ASSIGNED TASK>
Return all lines from the entries below in which the word "name" is present.

[INFORMATION GIVEN Boundary: Start]

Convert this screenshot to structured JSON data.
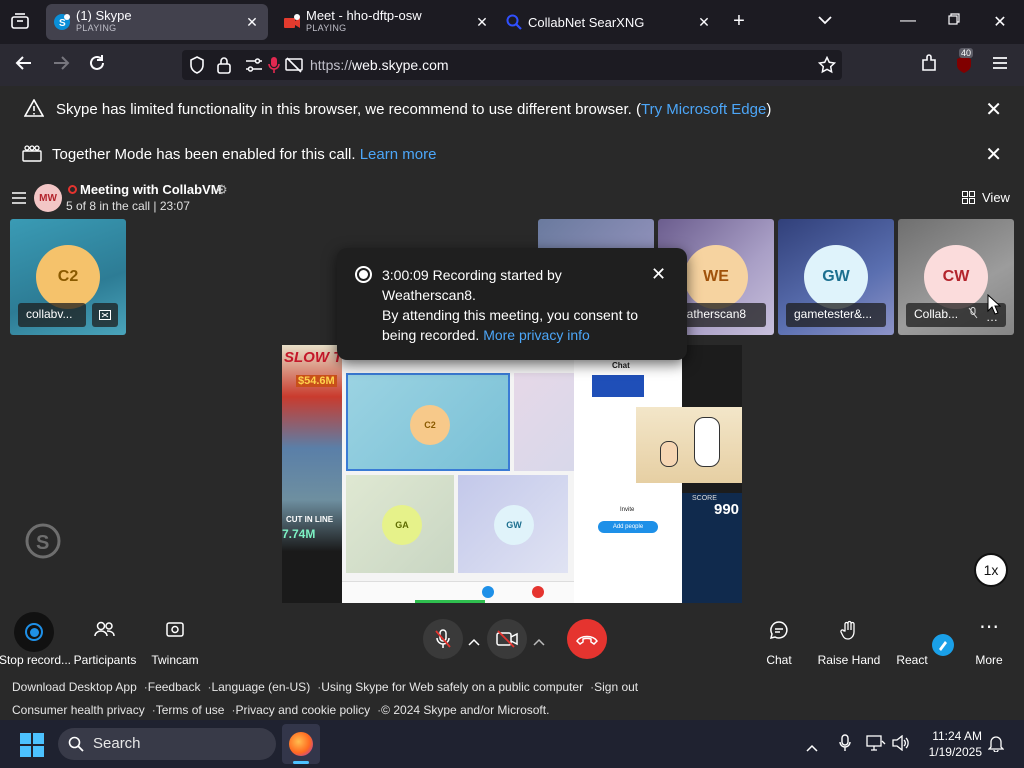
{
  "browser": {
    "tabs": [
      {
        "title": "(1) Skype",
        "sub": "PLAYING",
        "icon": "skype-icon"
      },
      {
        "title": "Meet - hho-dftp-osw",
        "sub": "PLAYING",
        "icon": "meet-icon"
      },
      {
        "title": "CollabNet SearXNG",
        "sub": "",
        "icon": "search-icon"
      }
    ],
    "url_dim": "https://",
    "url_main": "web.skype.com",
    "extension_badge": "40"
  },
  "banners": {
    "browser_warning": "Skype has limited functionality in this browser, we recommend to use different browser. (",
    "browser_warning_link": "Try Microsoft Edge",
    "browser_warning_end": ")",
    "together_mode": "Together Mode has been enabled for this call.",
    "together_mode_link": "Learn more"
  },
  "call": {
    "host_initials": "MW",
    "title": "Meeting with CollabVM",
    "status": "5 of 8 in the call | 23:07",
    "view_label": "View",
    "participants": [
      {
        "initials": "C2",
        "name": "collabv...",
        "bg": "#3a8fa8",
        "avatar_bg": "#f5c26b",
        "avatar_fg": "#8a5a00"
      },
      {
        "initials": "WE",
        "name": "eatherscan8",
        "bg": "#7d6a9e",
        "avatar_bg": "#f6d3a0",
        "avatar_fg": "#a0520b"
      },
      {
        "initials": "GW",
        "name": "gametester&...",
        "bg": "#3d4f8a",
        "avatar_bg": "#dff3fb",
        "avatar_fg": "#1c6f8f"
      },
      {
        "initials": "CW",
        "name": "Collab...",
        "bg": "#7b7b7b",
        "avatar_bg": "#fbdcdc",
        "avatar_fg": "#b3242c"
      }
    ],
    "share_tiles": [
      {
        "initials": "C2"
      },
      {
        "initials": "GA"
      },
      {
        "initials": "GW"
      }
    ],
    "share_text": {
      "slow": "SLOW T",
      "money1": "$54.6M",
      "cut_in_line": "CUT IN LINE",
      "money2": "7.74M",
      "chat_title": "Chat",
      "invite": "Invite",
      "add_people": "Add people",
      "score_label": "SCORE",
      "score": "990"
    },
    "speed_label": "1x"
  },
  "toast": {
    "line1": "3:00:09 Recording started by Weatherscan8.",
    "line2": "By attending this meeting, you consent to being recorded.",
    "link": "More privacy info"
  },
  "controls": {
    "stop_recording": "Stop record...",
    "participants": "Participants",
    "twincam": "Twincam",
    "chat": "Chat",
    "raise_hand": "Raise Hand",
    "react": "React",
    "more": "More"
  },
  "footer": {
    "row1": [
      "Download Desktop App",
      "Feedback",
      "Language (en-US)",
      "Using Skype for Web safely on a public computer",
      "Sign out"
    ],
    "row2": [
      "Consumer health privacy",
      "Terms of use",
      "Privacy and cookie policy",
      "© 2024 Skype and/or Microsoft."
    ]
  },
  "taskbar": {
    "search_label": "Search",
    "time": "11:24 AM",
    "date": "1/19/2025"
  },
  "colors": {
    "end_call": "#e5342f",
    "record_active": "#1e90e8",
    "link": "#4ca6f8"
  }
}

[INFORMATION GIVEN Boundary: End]
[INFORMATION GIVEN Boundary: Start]

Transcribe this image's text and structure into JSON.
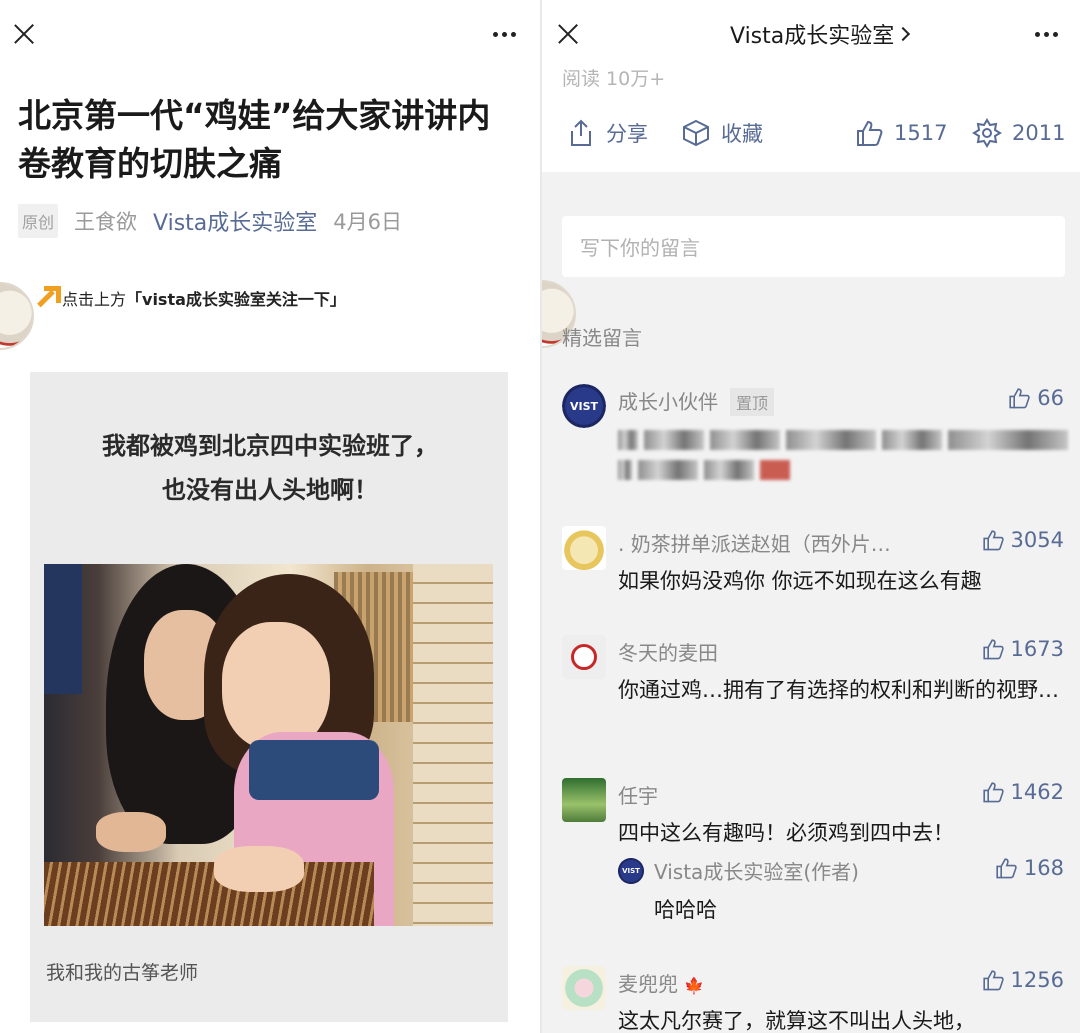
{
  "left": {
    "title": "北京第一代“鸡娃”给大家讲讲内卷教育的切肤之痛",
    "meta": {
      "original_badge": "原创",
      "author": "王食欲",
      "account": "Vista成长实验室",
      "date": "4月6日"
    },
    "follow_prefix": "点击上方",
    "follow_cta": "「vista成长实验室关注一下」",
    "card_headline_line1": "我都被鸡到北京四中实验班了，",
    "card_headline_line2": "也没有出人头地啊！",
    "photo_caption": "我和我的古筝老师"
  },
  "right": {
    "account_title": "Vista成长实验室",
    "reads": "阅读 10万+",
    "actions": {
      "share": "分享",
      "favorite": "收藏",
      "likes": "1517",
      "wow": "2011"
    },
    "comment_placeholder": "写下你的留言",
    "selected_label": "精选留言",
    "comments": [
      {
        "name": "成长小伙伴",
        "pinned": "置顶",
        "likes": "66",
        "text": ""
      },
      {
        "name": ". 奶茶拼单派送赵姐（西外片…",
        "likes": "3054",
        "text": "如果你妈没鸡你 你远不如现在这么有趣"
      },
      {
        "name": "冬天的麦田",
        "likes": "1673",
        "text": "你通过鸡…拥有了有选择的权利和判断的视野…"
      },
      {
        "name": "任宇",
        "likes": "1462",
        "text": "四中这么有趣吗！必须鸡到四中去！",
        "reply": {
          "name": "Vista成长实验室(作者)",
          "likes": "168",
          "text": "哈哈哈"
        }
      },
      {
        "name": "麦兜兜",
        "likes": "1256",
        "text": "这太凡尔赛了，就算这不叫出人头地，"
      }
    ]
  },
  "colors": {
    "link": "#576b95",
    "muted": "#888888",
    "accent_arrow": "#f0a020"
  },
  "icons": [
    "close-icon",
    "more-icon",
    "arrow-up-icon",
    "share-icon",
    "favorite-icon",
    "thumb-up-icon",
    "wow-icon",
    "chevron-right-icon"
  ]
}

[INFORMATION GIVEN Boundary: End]
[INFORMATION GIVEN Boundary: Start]

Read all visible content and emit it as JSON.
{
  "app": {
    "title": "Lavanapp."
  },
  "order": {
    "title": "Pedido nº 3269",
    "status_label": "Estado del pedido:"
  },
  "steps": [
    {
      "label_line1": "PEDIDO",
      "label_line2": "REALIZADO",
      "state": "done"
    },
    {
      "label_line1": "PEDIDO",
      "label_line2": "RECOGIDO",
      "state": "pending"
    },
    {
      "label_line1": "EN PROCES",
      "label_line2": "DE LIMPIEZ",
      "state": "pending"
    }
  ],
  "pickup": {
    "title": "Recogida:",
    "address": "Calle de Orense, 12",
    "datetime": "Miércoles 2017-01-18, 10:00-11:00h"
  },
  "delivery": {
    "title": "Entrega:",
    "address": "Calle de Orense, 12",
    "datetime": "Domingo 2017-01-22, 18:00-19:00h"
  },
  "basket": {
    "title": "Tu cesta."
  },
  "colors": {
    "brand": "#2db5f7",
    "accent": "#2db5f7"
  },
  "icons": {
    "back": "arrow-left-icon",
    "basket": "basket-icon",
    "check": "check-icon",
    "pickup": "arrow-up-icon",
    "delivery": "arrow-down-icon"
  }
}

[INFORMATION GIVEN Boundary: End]

REPLY TO THE TASK>
        "name": "collabv...",
        "name": "eatherscan8",
        "name": "gametester&...",
        "name": "Collab...",
        "name": "成长小伙伴",
        "name": ". 奶茶拼单派送赵姐（西外片…",
        "name": "冬天的麦田",
        "name": "任宇",
          "name": "Vista成长实验室(作者)",
        "name": "麦兜兜",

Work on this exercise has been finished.